(Items from an interface collection)
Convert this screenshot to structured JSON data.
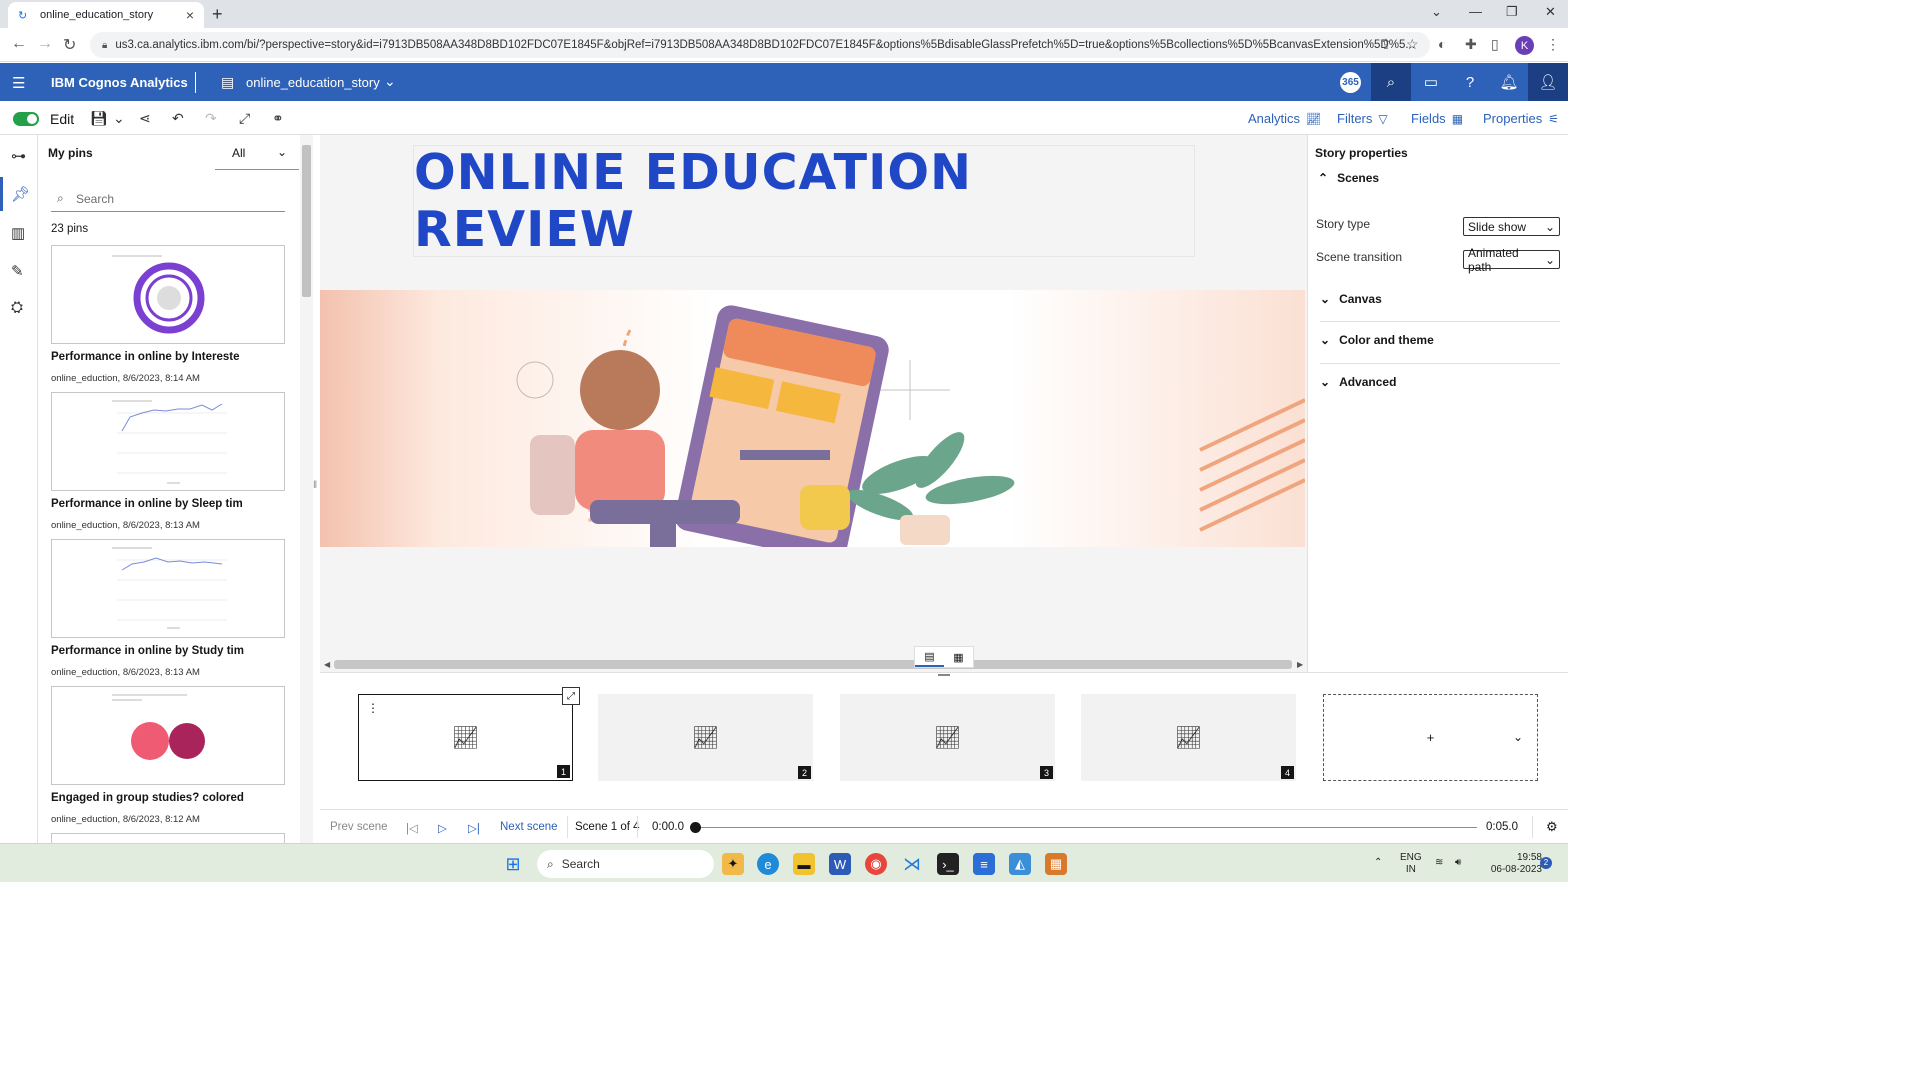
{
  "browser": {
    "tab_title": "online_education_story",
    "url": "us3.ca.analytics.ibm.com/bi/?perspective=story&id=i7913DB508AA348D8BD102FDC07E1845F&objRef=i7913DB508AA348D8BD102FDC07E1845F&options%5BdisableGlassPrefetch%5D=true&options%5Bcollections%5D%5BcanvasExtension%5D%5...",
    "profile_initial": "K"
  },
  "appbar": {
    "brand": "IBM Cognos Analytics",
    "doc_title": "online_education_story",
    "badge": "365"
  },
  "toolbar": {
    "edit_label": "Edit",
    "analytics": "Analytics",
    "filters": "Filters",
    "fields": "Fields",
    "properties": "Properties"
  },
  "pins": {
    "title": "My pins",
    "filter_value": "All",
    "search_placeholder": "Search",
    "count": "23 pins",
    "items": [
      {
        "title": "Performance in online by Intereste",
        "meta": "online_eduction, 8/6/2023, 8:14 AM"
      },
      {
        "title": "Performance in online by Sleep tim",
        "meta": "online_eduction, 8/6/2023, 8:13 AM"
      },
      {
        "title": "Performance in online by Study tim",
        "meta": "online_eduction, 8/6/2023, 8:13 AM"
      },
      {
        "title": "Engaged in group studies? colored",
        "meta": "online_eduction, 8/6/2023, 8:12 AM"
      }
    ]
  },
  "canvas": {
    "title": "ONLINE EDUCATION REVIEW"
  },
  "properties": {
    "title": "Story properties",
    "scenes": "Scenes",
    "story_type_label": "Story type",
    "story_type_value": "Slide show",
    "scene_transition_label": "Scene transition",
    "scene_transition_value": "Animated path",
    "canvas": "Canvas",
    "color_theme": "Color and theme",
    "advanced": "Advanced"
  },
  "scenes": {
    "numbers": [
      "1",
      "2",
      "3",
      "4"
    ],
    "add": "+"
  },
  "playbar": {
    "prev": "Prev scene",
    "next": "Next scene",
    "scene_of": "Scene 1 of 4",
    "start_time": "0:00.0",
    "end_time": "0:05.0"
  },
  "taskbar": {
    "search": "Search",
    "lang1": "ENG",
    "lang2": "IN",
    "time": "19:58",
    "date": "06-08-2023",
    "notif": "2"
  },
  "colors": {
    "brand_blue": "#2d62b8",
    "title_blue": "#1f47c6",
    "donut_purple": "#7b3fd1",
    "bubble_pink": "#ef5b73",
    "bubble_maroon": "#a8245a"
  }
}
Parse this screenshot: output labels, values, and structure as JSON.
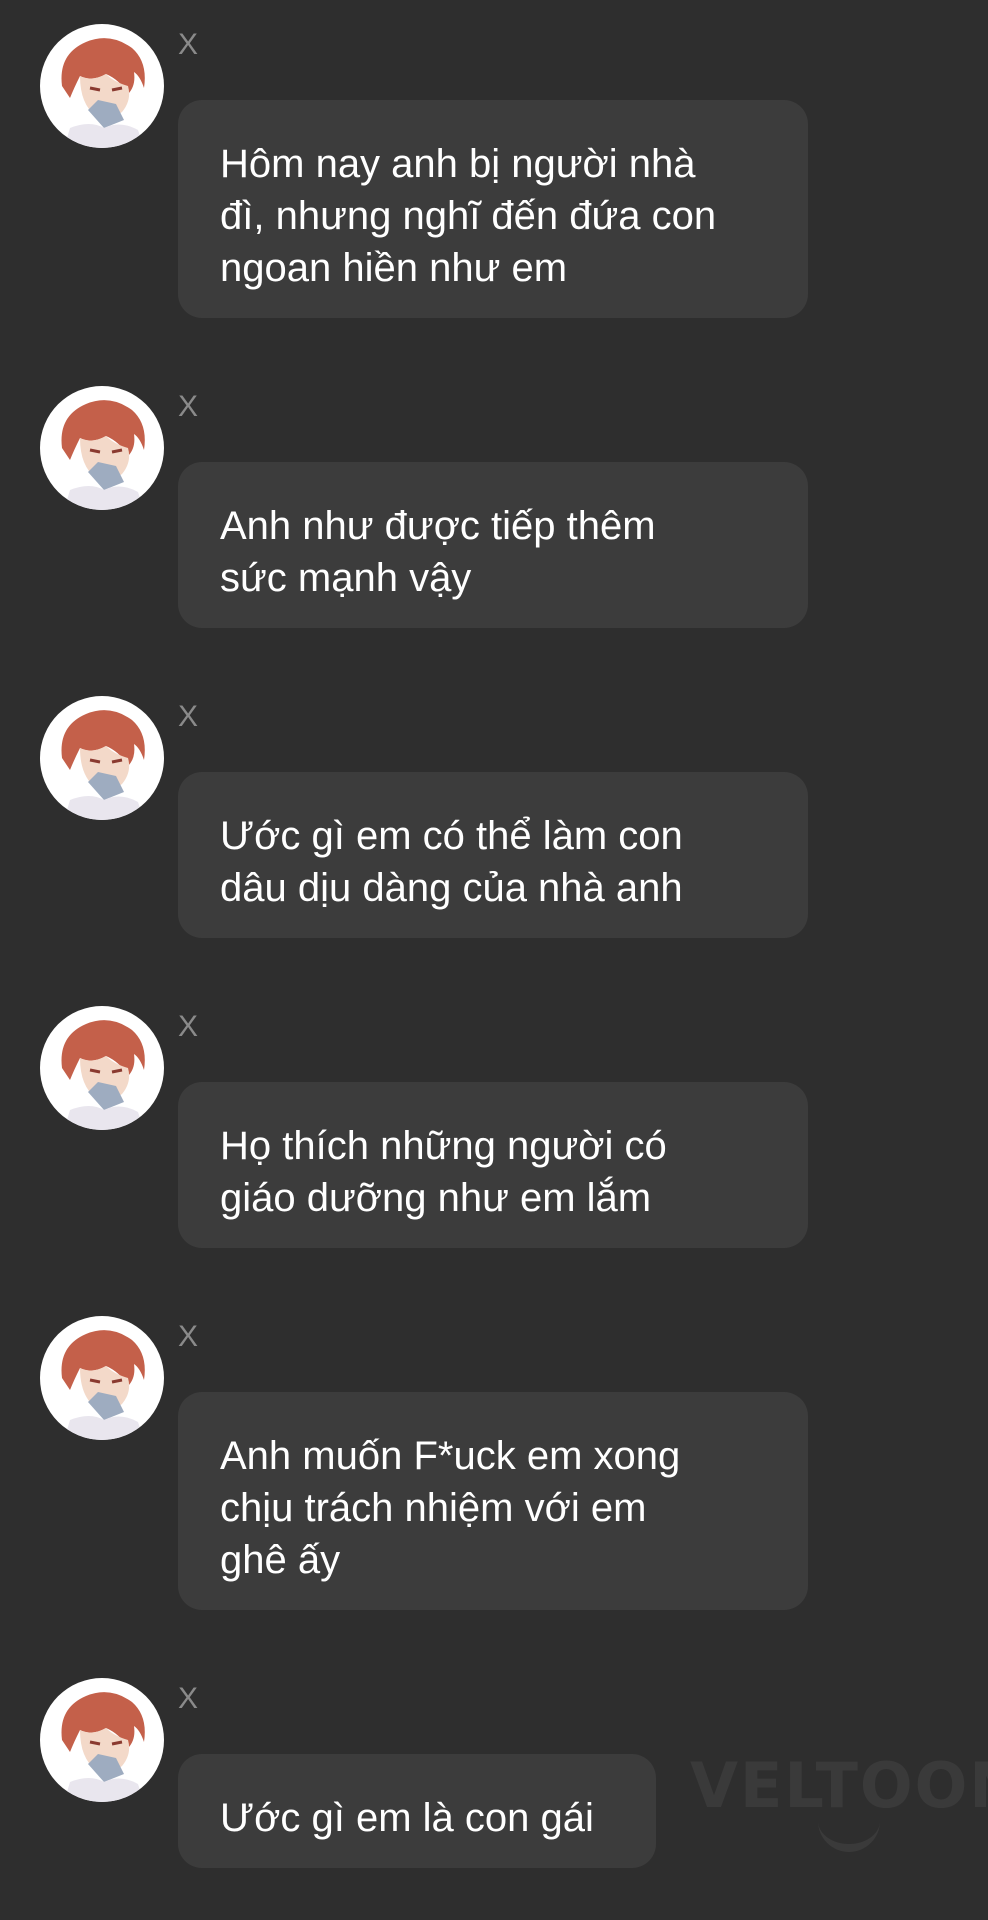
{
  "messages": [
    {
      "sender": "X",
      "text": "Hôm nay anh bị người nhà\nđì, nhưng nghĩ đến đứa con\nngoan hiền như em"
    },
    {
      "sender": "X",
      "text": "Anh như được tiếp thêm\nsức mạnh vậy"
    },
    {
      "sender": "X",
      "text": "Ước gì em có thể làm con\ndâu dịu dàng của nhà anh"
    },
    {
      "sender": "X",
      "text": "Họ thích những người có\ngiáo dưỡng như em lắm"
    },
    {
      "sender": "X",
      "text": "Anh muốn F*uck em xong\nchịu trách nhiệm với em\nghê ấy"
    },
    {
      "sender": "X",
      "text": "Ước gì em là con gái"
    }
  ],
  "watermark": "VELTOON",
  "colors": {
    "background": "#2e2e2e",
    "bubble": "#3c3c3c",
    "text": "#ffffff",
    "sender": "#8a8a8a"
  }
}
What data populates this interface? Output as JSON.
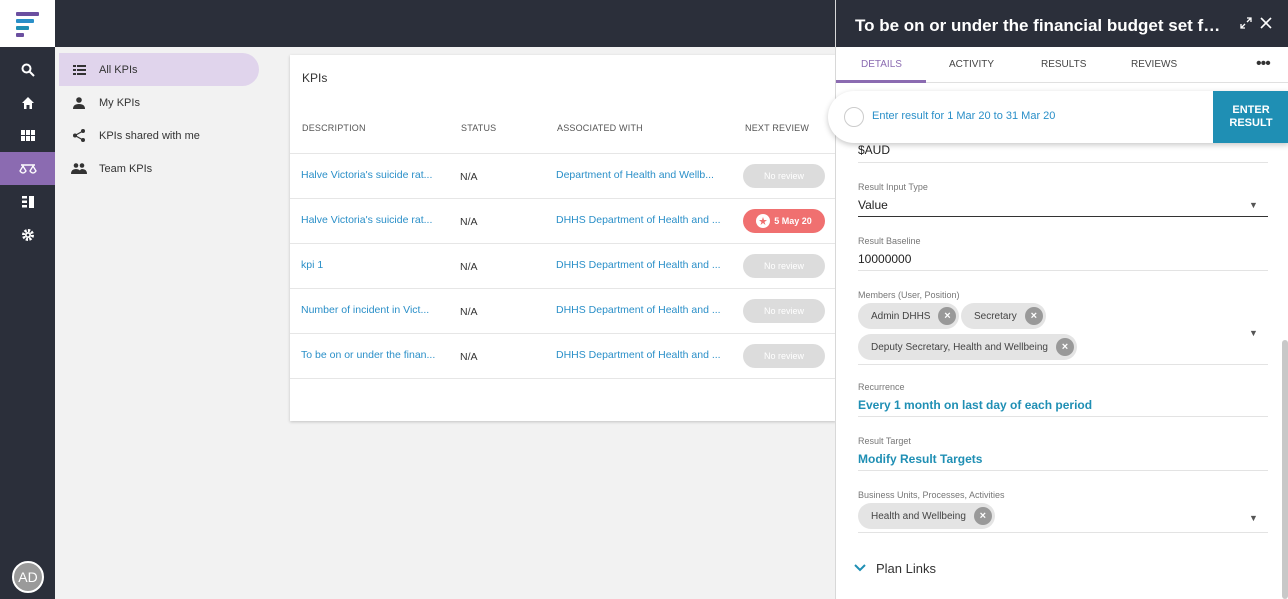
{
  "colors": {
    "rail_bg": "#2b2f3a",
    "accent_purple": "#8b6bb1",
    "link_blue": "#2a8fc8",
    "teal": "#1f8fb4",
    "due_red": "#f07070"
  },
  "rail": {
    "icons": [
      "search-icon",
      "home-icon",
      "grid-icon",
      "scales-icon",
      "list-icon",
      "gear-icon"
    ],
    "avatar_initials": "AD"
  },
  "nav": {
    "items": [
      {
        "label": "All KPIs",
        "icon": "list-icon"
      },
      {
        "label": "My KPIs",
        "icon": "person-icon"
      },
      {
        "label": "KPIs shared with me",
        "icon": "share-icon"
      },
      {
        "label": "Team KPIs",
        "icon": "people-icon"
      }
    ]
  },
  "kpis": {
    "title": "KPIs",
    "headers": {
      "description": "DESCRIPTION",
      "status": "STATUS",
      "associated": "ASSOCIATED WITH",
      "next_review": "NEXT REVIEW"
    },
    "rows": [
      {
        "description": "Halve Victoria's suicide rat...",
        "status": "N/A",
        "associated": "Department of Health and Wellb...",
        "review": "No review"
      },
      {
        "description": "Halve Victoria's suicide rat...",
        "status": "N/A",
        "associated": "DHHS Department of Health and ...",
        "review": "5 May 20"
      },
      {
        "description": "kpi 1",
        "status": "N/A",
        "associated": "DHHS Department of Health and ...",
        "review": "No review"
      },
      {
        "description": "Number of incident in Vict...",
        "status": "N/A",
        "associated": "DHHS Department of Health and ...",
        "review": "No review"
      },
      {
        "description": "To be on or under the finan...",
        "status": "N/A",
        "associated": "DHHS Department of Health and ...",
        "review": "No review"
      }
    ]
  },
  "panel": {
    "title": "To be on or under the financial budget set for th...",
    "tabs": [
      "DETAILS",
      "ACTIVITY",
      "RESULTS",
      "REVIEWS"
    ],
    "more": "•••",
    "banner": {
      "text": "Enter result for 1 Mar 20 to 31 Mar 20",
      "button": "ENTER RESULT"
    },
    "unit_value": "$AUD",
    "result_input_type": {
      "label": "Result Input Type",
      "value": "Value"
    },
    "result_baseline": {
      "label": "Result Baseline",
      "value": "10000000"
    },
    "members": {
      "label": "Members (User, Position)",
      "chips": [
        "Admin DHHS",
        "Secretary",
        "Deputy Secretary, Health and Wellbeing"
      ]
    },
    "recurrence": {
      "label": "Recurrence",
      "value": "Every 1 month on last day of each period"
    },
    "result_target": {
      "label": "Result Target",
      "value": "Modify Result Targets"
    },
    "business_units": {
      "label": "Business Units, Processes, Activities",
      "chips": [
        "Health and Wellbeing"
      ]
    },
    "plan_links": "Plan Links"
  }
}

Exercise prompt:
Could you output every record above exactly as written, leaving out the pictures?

Final answer:
Convert this screenshot to structured JSON data.
{
  "browser": {
    "tab_title": "online_education_story",
    "url": "us3.ca.analytics.ibm.com/bi/?perspective=story&id=i7913DB508AA348D8BD102FDC07E1845F&objRef=i7913DB508AA348D8BD102FDC07E1845F&options%5BdisableGlassPrefetch%5D=true&options%5Bcollections%5D%5BcanvasExtension%5D%5...",
    "profile_initial": "K"
  },
  "appbar": {
    "brand": "IBM Cognos Analytics",
    "doc_title": "online_education_story",
    "badge": "365"
  },
  "toolbar": {
    "edit_label": "Edit",
    "analytics": "Analytics",
    "filters": "Filters",
    "fields": "Fields",
    "properties": "Properties"
  },
  "pins": {
    "title": "My pins",
    "filter_value": "All",
    "search_placeholder": "Search",
    "count": "23 pins",
    "items": [
      {
        "title": "Performance in online by Intereste",
        "meta": "online_eduction, 8/6/2023, 8:14 AM"
      },
      {
        "title": "Performance in online by Sleep tim",
        "meta": "online_eduction, 8/6/2023, 8:13 AM"
      },
      {
        "title": "Performance in online by Study tim",
        "meta": "online_eduction, 8/6/2023, 8:13 AM"
      },
      {
        "title": "Engaged in group studies? colored",
        "meta": "online_eduction, 8/6/2023, 8:12 AM"
      }
    ]
  },
  "canvas": {
    "title": "ONLINE EDUCATION REVIEW"
  },
  "properties": {
    "title": "Story properties",
    "scenes": "Scenes",
    "story_type_label": "Story type",
    "story_type_value": "Slide show",
    "scene_transition_label": "Scene transition",
    "scene_transition_value": "Animated path",
    "canvas": "Canvas",
    "color_theme": "Color and theme",
    "advanced": "Advanced"
  },
  "scenes": {
    "numbers": [
      "1",
      "2",
      "3",
      "4"
    ],
    "add": "+"
  },
  "playbar": {
    "prev": "Prev scene",
    "next": "Next scene",
    "scene_of": "Scene 1 of 4",
    "start_time": "0:00.0",
    "end_time": "0:05.0"
  },
  "taskbar": {
    "search": "Search",
    "lang1": "ENG",
    "lang2": "IN",
    "time": "19:58",
    "date": "06-08-2023",
    "notif": "2"
  },
  "colors": {
    "brand_blue": "#2d62b8",
    "title_blue": "#1f47c6",
    "donut_purple": "#7b3fd1",
    "bubble_pink": "#ef5b73",
    "bubble_maroon": "#a8245a"
  }
}
Parse this screenshot: output labels, values, and structure as JSON.
{
  "messages": [
    {
      "sender": "X",
      "text": "Hôm nay anh bị người nhà\nđì, nhưng nghĩ đến đứa con\nngoan hiền như em"
    },
    {
      "sender": "X",
      "text": "Anh như được tiếp thêm\nsức mạnh vậy"
    },
    {
      "sender": "X",
      "text": "Ước gì em có thể làm con\ndâu dịu dàng của nhà anh"
    },
    {
      "sender": "X",
      "text": "Họ thích những người có\ngiáo dưỡng như em lắm"
    },
    {
      "sender": "X",
      "text": "Anh muốn F*uck em xong\nchịu trách nhiệm với em\nghê ấy"
    },
    {
      "sender": "X",
      "text": "Ước gì em là con gái"
    }
  ],
  "watermark": "VELTOON",
  "colors": {
    "background": "#2e2e2e",
    "bubble": "#3c3c3c",
    "text": "#ffffff",
    "sender": "#8a8a8a"
  }
}
What data populates this interface? Output as JSON.
{
  "colors": {
    "rail_bg": "#2b2f3a",
    "accent_purple": "#8b6bb1",
    "link_blue": "#2a8fc8",
    "teal": "#1f8fb4",
    "due_red": "#f07070"
  },
  "rail": {
    "icons": [
      "search-icon",
      "home-icon",
      "grid-icon",
      "scales-icon",
      "list-icon",
      "gear-icon"
    ],
    "avatar_initials": "AD"
  },
  "nav": {
    "items": [
      {
        "label": "All KPIs",
        "icon": "list-icon"
      },
      {
        "label": "My KPIs",
        "icon": "person-icon"
      },
      {
        "label": "KPIs shared with me",
        "icon": "share-icon"
      },
      {
        "label": "Team KPIs",
        "icon": "people-icon"
      }
    ]
  },
  "kpis": {
    "title": "KPIs",
    "headers": {
      "description": "DESCRIPTION",
      "status": "STATUS",
      "associated": "ASSOCIATED WITH",
      "next_review": "NEXT REVIEW"
    },
    "rows": [
      {
        "description": "Halve Victoria's suicide rat...",
        "status": "N/A",
        "associated": "Department of Health and Wellb...",
        "review": "No review"
      },
      {
        "description": "Halve Victoria's suicide rat...",
        "status": "N/A",
        "associated": "DHHS Department of Health and ...",
        "review": "5 May 20"
      },
      {
        "description": "kpi 1",
        "status": "N/A",
        "associated": "DHHS Department of Health and ...",
        "review": "No review"
      },
      {
        "description": "Number of incident in Vict...",
        "status": "N/A",
        "associated": "DHHS Department of Health and ...",
        "review": "No review"
      },
      {
        "description": "To be on or under the finan...",
        "status": "N/A",
        "associated": "DHHS Department of Health and ...",
        "review": "No review"
      }
    ]
  },
  "panel": {
    "title": "To be on or under the financial budget set for th...",
    "tabs": [
      "DETAILS",
      "ACTIVITY",
      "RESULTS",
      "REVIEWS"
    ],
    "more": "•••",
    "banner": {
      "text": "Enter result for 1 Mar 20 to 31 Mar 20",
      "button": "ENTER RESULT"
    },
    "unit_value": "$AUD",
    "result_input_type": {
      "label": "Result Input Type",
      "value": "Value"
    },
    "result_baseline": {
      "label": "Result Baseline",
      "value": "10000000"
    },
    "members": {
      "label": "Members (User, Position)",
      "chips": [
        "Admin DHHS",
        "Secretary",
        "Deputy Secretary, Health and Wellbeing"
      ]
    },
    "recurrence": {
      "label": "Recurrence",
      "value": "Every 1 month on last day of each period"
    },
    "result_target": {
      "label": "Result Target",
      "value": "Modify Result Targets"
    },
    "business_units": {
      "label": "Business Units, Processes, Activities",
      "chips": [
        "Health and Wellbeing"
      ]
    },
    "plan_links": "Plan Links"
  }
}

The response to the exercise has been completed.